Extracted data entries
╭──
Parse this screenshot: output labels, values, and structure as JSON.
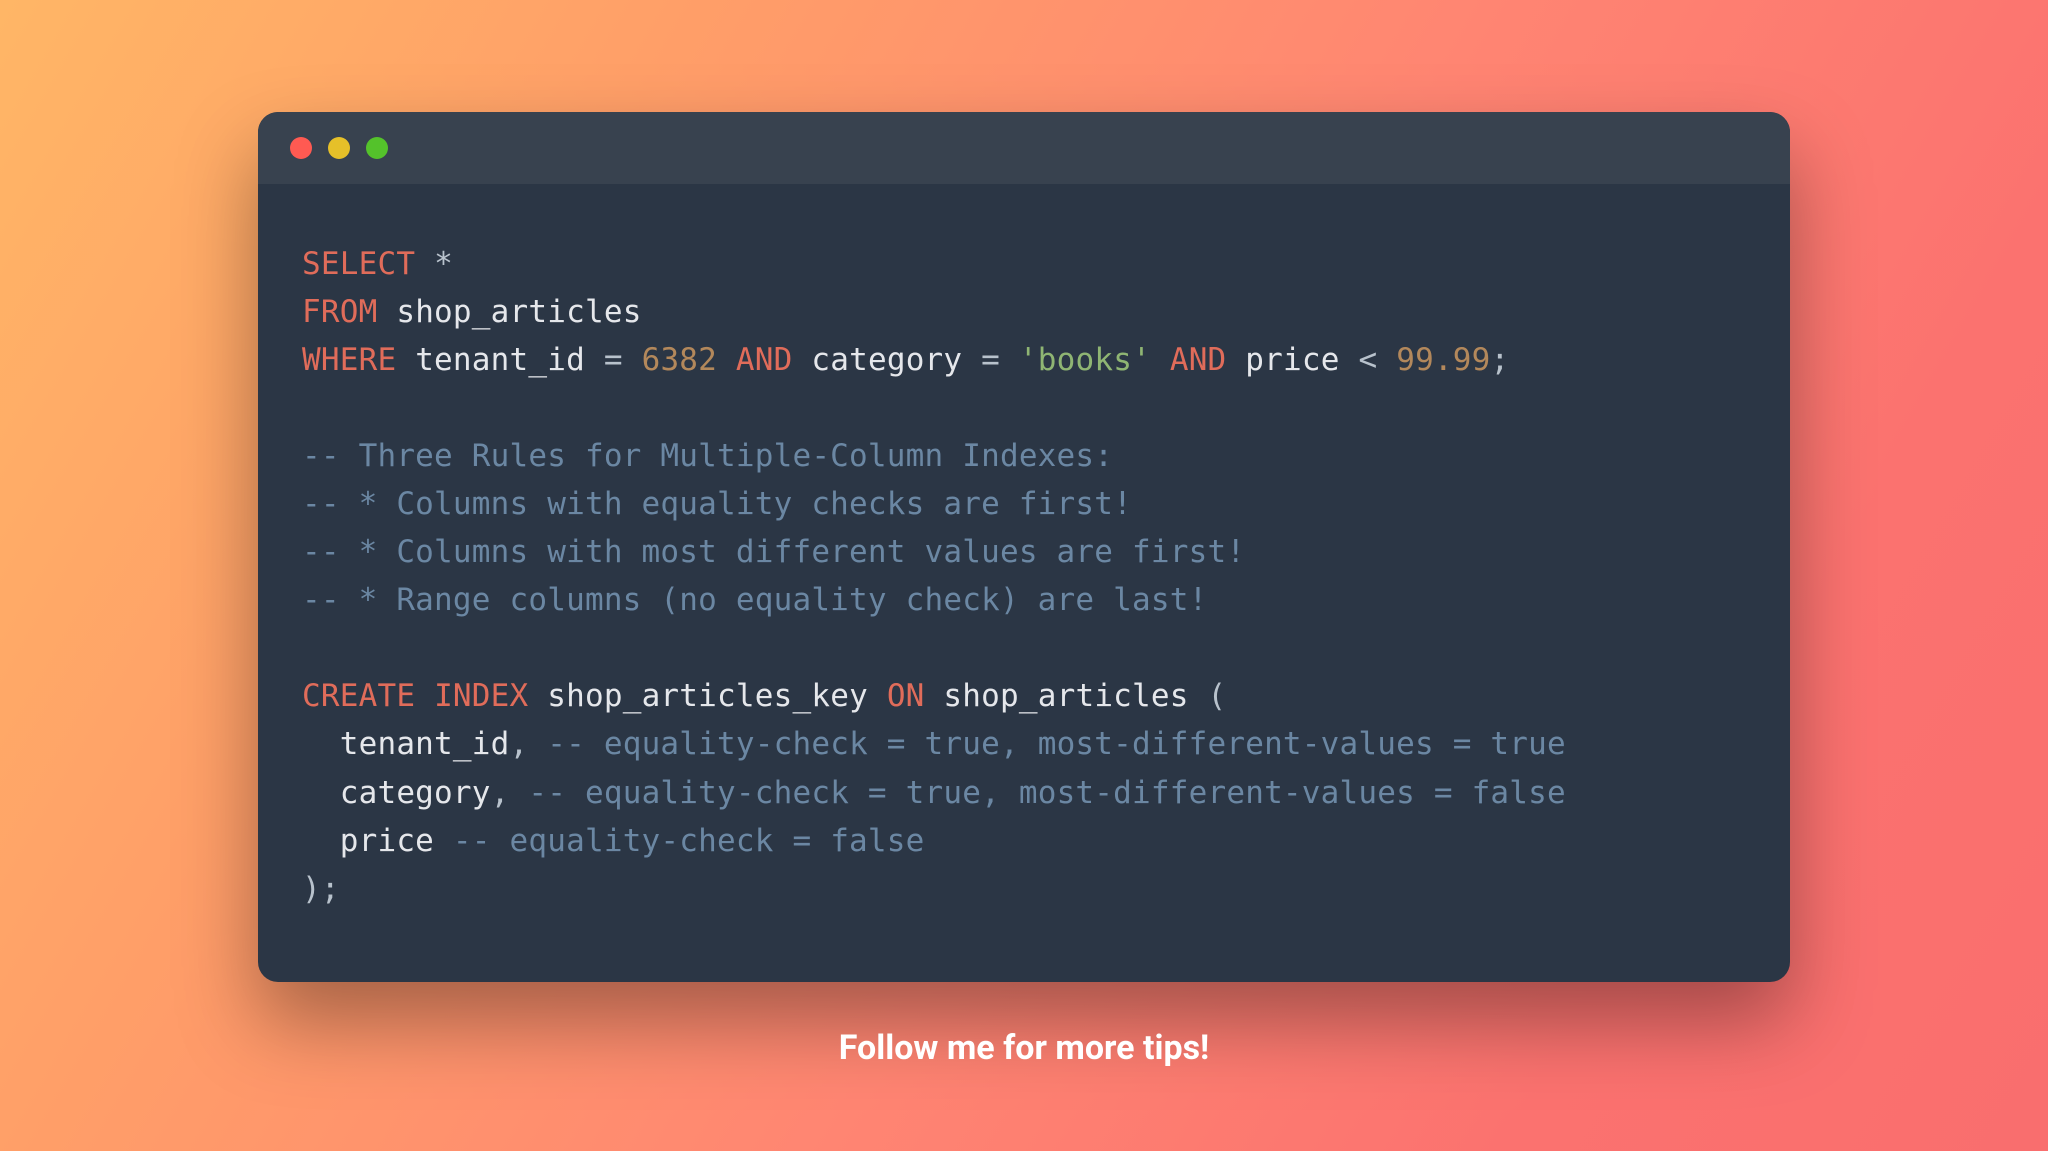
{
  "dots": {
    "close": "#ff5a52",
    "minimize": "#e6c029",
    "zoom": "#54c22b"
  },
  "colors": {
    "keyword": "#e06c5a",
    "number": "#b3885b",
    "string": "#8fb573",
    "comment": "#6b87a3",
    "plain": "#e5e7eb",
    "punct": "#b8c2cc"
  },
  "footer": "Follow me for more tips!",
  "code": [
    [
      [
        "keyword",
        "SELECT"
      ],
      [
        "plain",
        " "
      ],
      [
        "punct",
        "*"
      ]
    ],
    [
      [
        "keyword",
        "FROM"
      ],
      [
        "plain",
        " shop_articles"
      ]
    ],
    [
      [
        "keyword",
        "WHERE"
      ],
      [
        "plain",
        " tenant_id "
      ],
      [
        "punct",
        "="
      ],
      [
        "plain",
        " "
      ],
      [
        "number",
        "6382"
      ],
      [
        "plain",
        " "
      ],
      [
        "keyword",
        "AND"
      ],
      [
        "plain",
        " category "
      ],
      [
        "punct",
        "="
      ],
      [
        "plain",
        " "
      ],
      [
        "string",
        "'books'"
      ],
      [
        "plain",
        " "
      ],
      [
        "keyword",
        "AND"
      ],
      [
        "plain",
        " price "
      ],
      [
        "punct",
        "<"
      ],
      [
        "plain",
        " "
      ],
      [
        "number",
        "99.99"
      ],
      [
        "punct",
        ";"
      ]
    ],
    [],
    [
      [
        "comment",
        "-- Three Rules for Multiple-Column Indexes:"
      ]
    ],
    [
      [
        "comment",
        "-- * Columns with equality checks are first!"
      ]
    ],
    [
      [
        "comment",
        "-- * Columns with most different values are first!"
      ]
    ],
    [
      [
        "comment",
        "-- * Range columns (no equality check) are last!"
      ]
    ],
    [],
    [
      [
        "keyword",
        "CREATE"
      ],
      [
        "plain",
        " "
      ],
      [
        "keyword",
        "INDEX"
      ],
      [
        "plain",
        " shop_articles_key "
      ],
      [
        "keyword",
        "ON"
      ],
      [
        "plain",
        " shop_articles "
      ],
      [
        "punct",
        "("
      ]
    ],
    [
      [
        "plain",
        "  tenant_id"
      ],
      [
        "punct",
        ","
      ],
      [
        "plain",
        " "
      ],
      [
        "comment",
        "-- equality-check = true, most-different-values = true"
      ]
    ],
    [
      [
        "plain",
        "  category"
      ],
      [
        "punct",
        ","
      ],
      [
        "plain",
        " "
      ],
      [
        "comment",
        "-- equality-check = true, most-different-values = false"
      ]
    ],
    [
      [
        "plain",
        "  price "
      ],
      [
        "comment",
        "-- equality-check = false"
      ]
    ],
    [
      [
        "punct",
        ")"
      ],
      [
        "punct",
        ";"
      ]
    ]
  ]
}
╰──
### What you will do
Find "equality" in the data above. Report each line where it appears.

### Task result
        "-- * Columns with equality checks are first!"
        "-- * Range columns (no equality check) are last!"
        "-- equality-check = true, most-different-values = true"
        "-- equality-check = true, most-different-values = false"
        "-- equality-check = false"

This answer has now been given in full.